Data extracted from a collection
☆ ☆ ☆ ☆
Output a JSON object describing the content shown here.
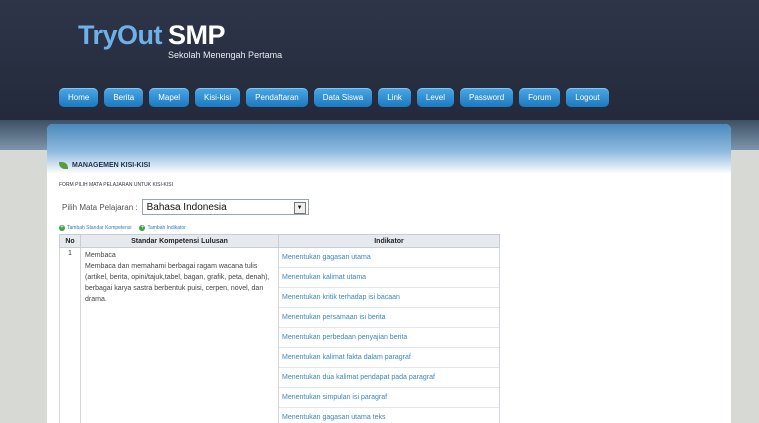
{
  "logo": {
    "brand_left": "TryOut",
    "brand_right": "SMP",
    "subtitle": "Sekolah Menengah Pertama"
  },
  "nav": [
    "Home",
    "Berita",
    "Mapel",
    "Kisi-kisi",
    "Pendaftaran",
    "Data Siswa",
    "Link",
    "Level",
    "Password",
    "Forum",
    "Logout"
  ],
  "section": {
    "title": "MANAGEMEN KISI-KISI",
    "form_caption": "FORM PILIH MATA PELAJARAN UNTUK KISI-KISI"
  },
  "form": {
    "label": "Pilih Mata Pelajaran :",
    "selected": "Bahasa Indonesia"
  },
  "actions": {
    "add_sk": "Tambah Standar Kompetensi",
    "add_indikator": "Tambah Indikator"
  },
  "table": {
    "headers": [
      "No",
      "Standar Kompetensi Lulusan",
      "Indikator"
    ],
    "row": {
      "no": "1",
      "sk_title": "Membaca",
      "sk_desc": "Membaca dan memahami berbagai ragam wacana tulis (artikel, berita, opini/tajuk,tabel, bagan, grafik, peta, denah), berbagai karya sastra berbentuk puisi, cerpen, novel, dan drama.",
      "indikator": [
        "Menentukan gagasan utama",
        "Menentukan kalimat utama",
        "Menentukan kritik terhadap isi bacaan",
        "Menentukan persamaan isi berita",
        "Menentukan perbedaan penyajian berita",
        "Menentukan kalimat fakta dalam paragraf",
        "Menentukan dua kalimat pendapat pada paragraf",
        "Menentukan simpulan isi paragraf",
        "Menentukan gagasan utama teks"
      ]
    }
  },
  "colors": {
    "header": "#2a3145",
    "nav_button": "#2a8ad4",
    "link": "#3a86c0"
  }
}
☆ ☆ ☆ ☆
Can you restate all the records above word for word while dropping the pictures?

Output a JSON object describing the content shown here.
{
  "logo": {
    "brand_left": "TryOut",
    "brand_right": "SMP",
    "subtitle": "Sekolah Menengah Pertama"
  },
  "nav": [
    "Home",
    "Berita",
    "Mapel",
    "Kisi-kisi",
    "Pendaftaran",
    "Data Siswa",
    "Link",
    "Level",
    "Password",
    "Forum",
    "Logout"
  ],
  "section": {
    "title": "MANAGEMEN KISI-KISI",
    "form_caption": "FORM PILIH MATA PELAJARAN UNTUK KISI-KISI"
  },
  "form": {
    "label": "Pilih Mata Pelajaran :",
    "selected": "Bahasa Indonesia"
  },
  "actions": {
    "add_sk": "Tambah Standar Kompetensi",
    "add_indikator": "Tambah Indikator"
  },
  "table": {
    "headers": [
      "No",
      "Standar Kompetensi Lulusan",
      "Indikator"
    ],
    "row": {
      "no": "1",
      "sk_title": "Membaca",
      "sk_desc": "Membaca dan memahami berbagai ragam wacana tulis (artikel, berita, opini/tajuk,tabel, bagan, grafik, peta, denah), berbagai karya sastra berbentuk puisi, cerpen, novel, dan drama.",
      "indikator": [
        "Menentukan gagasan utama",
        "Menentukan kalimat utama",
        "Menentukan kritik terhadap isi bacaan",
        "Menentukan persamaan isi berita",
        "Menentukan perbedaan penyajian berita",
        "Menentukan kalimat fakta dalam paragraf",
        "Menentukan dua kalimat pendapat pada paragraf",
        "Menentukan simpulan isi paragraf",
        "Menentukan gagasan utama teks"
      ]
    }
  },
  "colors": {
    "header": "#2a3145",
    "nav_button": "#2a8ad4",
    "link": "#3a86c0"
  }
}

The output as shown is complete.